What if you are not fit?
Is exercise easier if you are fit?
In a November 2014 TEDxNewYork talk, social psychologist Emily Balcetis discussed why some people struggle more to exercise than others. Her team's answer was found not simply in how fit or unfit a person is, but in their perceptions. Balcetis said, “Some people literally see exercise as more difficult, while some see it as easier.”
Balcetis said self encouragement is important, but not enough to make a difference. According to the results of her team's research, unfit people saw the distance to an exercise goal as longer, unless they were highly motivated to get into better shape. Those who were more motivated to get in shape saw the distance as close, if not slightly closer than those who were already in better shape.
Equally important was their focus on the finish line, the goal. Those who kept their eyes on the goal saw the finish line 30 percent closer than it actually was. In addition, those people moved 23 percent faster on their way to the goal and perceived 17 percent less exertion in themselves.
If you’re trying to start a fitness program, what does that mean for you?
First, set a goal, and make it achievable so you will be motivated to get there. If you can barely get off the couch at the end of the day, your first goal should not be to run a marathon. Your first goal should be much simpler, such as to walk to the front door and back, or maybe the mailbox. It should be easy enough that you say to yourself, “I can do that!”
Once you are able to regularly and easily attain that first goal, make a new goal. If you can now walk to the mailbox and back every day, double the distance, like to the corner and back. Don’t condemn yourself if your goal seems too small or you feel like you’re not moving fast enough. Every little bit helps.
Whenever you feel comfortable about your movement, add a new goal. Finally, when you think you have built a foundation of confidence, make an even larger fitness goal.

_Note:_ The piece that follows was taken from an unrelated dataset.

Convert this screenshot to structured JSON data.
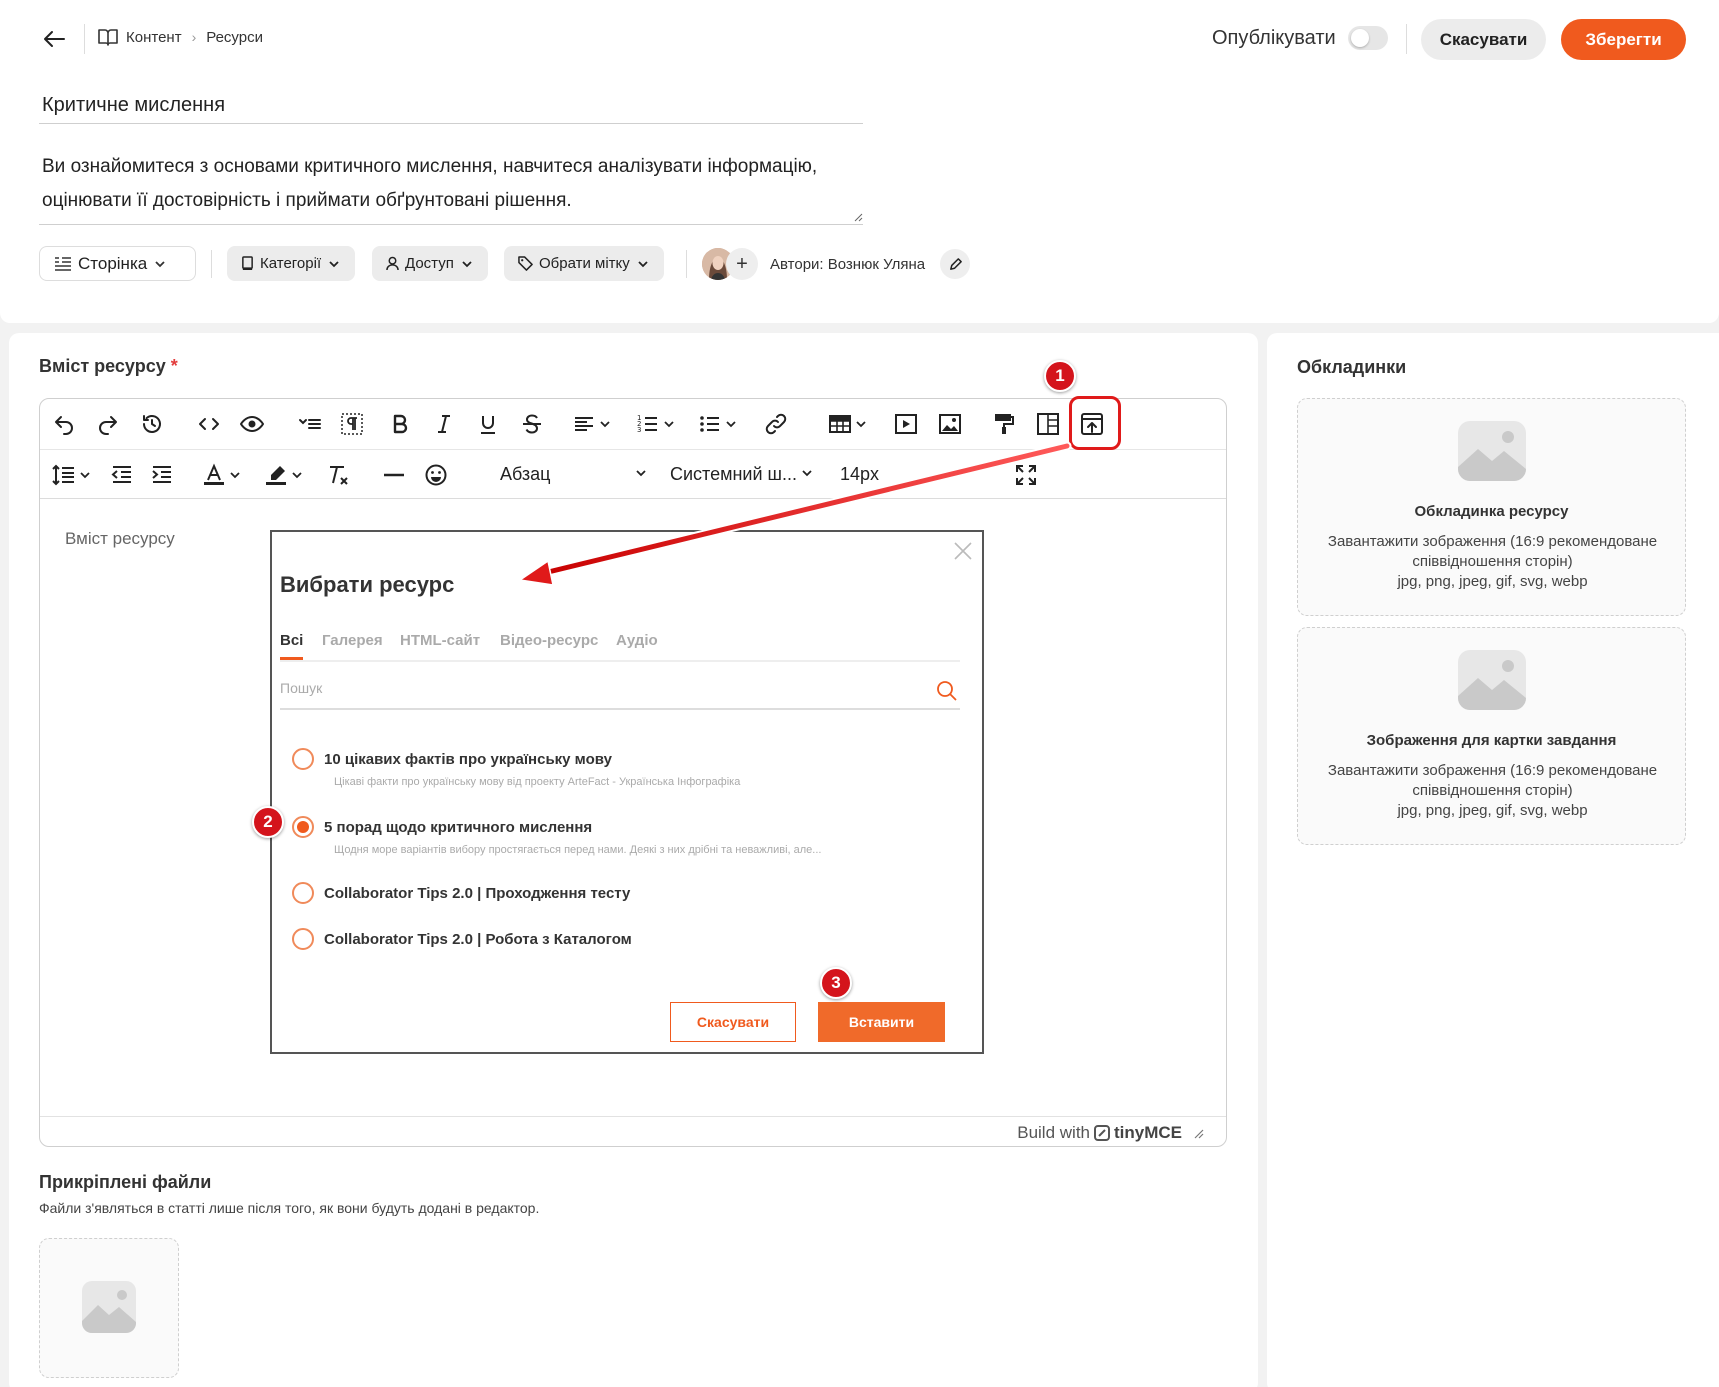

For example, if after two months you can walk two blocks and back, you could then set a goal measured in minutes or miles. Like 15 minutes or a half a mile. If you’re anything like me, you’ll need a landmark. I can easily walk to the sculpture in my local park and back. Turns out, that’s about a half a mile. If I instead said I was going to walk a half a mile, I would feel like it is too difficult.
Perception is a powerful weapon. We can use it to our advantage, or we can let it defeat us. We use it to our advantage when we set more frequent, manageable goals, celebrate them when we achieve them and then make new goals to replace the old.
As you progress, don’t think you can skip goal making (or keeping your eyes on them). As Balcetis’ research showed, this is key. Even the most fit among us need a goal. That is why there are so many races available to join.
When we hit setbacks, we can lose all the momentum, however. When that happens (and it happens to all of us at one time or another), first assess your situation. In most cases, you won't be set back to the original starting point. Take a little time to acknowledge and grieve all the progress you lost. Then reset your goals, focus on them and get going. You can do this!